The Church of Jesus Christ of Latter-day Saints utilizes missionary work as an essential tool to preach the gospel to every creature” (Mark 16:15). In addition to 18-month and 2-year proselyting missions, young Latter-day Saints ages 18–25 can apply to serve in young performing missions in Nauvoo, Illinois. 

Latter-day Saints interested in serving as a young performing stage missionary, a brass band member or a member of the production crew are required to submit an online application. There is both a written and video portion where applicants can annotate their relevant experience and showcase applicable skillsets. Hundreds of missionaries apply each fall. 

Lynn Hall, a recent return missionary from the Nauvoo performing mission, was chosen to be a lead trumpeter in the Nauvoo Brass Band for the 2020 summer pageant. However, due to COVID-19 he did not serve as a band member until the following year. Since his return, Hall has been working as a radio music programmer at BYU-Idaho Radio. 

Usually, the Nauvoo Pageant coordinators select only one round of missionaries to perform during the pageant season. However, beginning in 2022, three rounds of young performing missionaries (YPM) will be selected to perform in cycles for an extended pageant season. In an interview with BYU-Idaho Radio, Hall explained how talent and experience are not the only factors that play a part in being selected for a performing mission. 

“Our leaders make it very clear, there’s plenty of people with great talent who they’re just constrained by the Spirit not to select them for Nauvoo, and many come back and tell them and email them later saying, ‘Thank you. I got married or I did all these other things that year in my life that I needed to.’ And so, It’s not necessarily those with the best dancing skills or technical abilities on their instrument, but it’s those that the Lord needs,” Hall said. 
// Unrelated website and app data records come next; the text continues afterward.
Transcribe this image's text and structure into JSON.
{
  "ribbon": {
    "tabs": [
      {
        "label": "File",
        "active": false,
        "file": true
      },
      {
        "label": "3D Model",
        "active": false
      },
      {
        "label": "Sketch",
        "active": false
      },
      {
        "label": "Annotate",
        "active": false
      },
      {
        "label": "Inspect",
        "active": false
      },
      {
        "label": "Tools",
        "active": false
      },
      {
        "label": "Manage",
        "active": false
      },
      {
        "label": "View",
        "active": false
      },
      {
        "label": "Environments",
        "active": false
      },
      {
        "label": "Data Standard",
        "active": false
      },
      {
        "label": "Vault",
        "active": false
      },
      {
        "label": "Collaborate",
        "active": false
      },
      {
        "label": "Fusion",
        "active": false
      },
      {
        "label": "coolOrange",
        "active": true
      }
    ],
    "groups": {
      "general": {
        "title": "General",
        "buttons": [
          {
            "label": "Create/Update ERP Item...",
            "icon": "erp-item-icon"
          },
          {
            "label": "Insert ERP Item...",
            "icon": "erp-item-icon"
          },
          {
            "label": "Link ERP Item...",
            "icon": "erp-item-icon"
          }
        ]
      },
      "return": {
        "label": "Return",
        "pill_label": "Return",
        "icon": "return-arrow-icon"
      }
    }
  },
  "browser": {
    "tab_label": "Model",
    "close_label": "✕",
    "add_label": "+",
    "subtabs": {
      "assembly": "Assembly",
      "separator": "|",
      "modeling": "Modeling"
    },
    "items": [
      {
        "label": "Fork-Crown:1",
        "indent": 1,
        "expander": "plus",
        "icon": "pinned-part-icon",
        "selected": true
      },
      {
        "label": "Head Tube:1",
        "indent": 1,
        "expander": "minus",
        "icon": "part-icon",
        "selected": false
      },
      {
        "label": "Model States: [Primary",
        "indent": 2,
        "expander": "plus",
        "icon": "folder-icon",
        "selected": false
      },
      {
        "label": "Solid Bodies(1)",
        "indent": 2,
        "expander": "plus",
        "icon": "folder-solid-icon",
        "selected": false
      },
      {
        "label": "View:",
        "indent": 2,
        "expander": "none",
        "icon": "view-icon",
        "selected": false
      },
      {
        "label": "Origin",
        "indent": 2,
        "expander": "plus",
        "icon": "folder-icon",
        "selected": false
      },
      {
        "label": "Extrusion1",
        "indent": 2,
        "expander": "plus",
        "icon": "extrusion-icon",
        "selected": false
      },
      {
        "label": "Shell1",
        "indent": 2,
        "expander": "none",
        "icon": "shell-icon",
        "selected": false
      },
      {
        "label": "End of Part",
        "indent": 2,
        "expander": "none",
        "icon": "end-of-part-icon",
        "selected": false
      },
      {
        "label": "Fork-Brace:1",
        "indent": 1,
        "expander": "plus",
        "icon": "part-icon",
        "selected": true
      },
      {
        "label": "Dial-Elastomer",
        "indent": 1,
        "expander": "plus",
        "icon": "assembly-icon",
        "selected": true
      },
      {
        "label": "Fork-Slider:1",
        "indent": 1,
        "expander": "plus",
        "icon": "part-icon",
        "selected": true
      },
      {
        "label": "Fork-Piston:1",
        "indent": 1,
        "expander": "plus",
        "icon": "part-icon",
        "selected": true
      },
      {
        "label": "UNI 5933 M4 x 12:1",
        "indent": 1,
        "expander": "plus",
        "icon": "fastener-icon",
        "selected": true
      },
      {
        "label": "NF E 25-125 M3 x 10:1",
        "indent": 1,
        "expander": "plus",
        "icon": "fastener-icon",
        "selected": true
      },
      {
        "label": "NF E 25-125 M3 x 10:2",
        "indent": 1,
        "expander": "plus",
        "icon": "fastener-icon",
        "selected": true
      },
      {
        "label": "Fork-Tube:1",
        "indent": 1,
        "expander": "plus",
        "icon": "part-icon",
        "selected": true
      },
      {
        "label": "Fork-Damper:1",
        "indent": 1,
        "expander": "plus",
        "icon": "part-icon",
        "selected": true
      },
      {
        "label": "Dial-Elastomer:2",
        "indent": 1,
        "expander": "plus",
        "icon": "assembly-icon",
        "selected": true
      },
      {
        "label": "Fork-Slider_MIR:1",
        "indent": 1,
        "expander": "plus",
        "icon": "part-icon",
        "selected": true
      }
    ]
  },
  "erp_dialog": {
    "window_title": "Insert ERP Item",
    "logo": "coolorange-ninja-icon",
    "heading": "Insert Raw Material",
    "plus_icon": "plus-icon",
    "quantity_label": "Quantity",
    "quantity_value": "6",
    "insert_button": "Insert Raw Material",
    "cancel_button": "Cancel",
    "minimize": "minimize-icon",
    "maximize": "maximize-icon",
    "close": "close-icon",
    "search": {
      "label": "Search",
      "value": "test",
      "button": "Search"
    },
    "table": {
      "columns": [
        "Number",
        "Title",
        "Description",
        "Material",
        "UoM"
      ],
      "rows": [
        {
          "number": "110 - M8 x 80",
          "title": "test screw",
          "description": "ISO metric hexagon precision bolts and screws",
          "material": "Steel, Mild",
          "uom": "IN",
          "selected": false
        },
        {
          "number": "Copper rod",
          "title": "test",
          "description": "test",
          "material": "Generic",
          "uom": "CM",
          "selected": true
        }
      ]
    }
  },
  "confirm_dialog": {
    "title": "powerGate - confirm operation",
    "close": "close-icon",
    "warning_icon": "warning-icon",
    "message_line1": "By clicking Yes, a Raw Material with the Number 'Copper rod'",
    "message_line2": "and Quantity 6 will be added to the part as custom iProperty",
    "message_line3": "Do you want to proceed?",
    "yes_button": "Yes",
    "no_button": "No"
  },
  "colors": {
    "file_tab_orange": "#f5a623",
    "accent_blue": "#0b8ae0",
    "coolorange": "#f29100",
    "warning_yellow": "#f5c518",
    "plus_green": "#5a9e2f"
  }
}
As a brass band member, Hall would often ride the band wagon around historic Nauvoo with his fellow band members and play rehearsed music for visitors. The band was also featured in different stage productions, backdropping stage missionary dances and singing numbers. Although this became very routine, Hall recalled a personal connection he felt to the music played during his time as a YPM. 

“I’ve had some particular moments in Nauvoo where songs I had been hearing like every day struck me differently one day in particular. And I came to know for myself not just a testimony of the Saints who lived there, but a testimony of God’s love,” he said. 

Hall was personally impacted by the spirit and history of Nauvoo. He encourages all who are interested to become involved with the pageant or to visit Nauvoo and experience the unique atmosphere there. For more information about Nauvoo performing missions and pageant dates, visit